- **HOW TO COMPLETE THIS TASK**
Below are entries; work out how many of their lines hold "Score", giving only that number.

Data about app and page elements:

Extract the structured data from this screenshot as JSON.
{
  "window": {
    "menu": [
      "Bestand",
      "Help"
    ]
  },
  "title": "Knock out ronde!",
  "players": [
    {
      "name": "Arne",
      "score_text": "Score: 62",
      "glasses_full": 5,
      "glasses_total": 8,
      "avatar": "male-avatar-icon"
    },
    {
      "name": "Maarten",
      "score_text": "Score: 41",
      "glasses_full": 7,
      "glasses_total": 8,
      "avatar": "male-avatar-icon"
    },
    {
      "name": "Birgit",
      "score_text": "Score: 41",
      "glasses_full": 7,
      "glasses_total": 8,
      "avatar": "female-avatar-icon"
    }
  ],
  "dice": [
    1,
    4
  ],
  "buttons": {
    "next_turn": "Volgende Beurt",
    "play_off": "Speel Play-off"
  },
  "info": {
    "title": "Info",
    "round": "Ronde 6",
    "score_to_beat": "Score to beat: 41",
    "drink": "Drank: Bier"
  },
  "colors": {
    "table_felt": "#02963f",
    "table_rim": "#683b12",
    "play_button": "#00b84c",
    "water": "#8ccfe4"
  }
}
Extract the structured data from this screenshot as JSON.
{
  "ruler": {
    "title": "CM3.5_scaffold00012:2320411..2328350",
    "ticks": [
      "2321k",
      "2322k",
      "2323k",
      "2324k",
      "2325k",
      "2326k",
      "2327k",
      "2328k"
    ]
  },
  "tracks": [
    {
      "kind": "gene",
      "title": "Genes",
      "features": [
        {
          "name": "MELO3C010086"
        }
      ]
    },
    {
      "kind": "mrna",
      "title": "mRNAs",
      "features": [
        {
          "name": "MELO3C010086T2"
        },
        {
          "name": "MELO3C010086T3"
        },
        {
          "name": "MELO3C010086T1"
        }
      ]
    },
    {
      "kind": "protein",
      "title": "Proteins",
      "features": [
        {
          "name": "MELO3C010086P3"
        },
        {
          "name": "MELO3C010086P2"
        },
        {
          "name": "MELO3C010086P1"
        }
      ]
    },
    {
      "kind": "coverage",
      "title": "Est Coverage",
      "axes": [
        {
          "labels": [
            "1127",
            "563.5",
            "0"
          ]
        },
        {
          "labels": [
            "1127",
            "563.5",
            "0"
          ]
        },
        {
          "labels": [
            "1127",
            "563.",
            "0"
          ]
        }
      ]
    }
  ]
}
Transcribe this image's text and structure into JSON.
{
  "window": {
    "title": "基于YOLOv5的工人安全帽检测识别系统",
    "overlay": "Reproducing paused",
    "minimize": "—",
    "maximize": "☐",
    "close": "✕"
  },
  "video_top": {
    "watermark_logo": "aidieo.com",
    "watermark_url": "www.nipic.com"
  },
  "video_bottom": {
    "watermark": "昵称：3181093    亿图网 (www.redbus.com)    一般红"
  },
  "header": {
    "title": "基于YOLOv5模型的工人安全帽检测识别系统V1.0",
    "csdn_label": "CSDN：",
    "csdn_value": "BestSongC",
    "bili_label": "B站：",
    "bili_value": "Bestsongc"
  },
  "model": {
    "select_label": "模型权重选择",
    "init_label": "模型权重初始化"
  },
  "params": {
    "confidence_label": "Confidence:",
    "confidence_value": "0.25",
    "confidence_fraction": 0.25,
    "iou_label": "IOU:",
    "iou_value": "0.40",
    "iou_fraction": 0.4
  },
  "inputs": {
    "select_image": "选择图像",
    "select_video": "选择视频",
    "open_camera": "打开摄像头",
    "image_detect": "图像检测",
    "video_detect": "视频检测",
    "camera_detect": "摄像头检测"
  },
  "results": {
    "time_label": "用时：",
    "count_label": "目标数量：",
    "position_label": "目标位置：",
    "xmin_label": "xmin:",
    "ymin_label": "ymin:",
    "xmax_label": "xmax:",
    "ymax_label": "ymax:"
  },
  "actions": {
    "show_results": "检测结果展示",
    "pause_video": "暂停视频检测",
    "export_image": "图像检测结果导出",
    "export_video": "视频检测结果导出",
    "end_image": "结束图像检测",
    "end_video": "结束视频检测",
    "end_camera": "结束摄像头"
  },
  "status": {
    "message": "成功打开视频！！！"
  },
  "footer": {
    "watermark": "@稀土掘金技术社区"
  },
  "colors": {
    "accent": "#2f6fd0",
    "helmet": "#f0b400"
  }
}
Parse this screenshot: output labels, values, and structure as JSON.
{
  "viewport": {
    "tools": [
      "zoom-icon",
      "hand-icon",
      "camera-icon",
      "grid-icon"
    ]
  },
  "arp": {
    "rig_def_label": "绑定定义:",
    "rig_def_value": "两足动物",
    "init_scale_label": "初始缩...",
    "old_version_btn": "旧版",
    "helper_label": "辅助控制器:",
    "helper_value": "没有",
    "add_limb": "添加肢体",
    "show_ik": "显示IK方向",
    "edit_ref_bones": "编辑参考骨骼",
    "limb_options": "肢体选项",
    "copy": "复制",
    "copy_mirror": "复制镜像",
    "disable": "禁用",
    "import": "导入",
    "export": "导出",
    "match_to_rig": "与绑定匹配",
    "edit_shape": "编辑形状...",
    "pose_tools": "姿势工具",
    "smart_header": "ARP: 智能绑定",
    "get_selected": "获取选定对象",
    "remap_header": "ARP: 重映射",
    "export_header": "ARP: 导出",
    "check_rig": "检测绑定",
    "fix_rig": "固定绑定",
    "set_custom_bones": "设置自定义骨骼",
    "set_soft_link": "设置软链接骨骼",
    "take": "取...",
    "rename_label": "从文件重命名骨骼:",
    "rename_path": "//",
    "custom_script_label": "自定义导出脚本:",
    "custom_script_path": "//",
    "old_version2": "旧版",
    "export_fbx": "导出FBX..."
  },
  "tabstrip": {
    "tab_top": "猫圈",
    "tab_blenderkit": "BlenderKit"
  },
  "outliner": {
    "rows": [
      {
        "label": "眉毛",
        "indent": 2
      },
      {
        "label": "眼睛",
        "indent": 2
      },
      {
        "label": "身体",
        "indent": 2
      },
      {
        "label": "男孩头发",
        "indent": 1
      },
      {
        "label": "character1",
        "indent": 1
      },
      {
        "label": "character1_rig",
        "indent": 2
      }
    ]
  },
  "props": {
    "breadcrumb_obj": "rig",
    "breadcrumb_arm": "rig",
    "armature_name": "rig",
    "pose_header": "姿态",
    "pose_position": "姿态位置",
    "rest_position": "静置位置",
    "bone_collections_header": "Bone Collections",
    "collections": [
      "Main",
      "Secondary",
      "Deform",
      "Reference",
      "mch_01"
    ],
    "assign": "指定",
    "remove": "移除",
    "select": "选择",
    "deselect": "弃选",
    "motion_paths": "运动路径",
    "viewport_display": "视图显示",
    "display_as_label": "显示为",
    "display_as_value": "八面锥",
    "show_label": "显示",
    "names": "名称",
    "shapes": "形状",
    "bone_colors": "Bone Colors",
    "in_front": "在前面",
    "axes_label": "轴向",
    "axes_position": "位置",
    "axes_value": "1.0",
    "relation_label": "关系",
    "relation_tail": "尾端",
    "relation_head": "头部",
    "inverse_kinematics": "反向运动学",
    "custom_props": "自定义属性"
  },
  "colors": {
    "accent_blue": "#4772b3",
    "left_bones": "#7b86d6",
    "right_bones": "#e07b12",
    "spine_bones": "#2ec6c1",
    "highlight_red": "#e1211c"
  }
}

- **PROBLEM SOLUTION**
4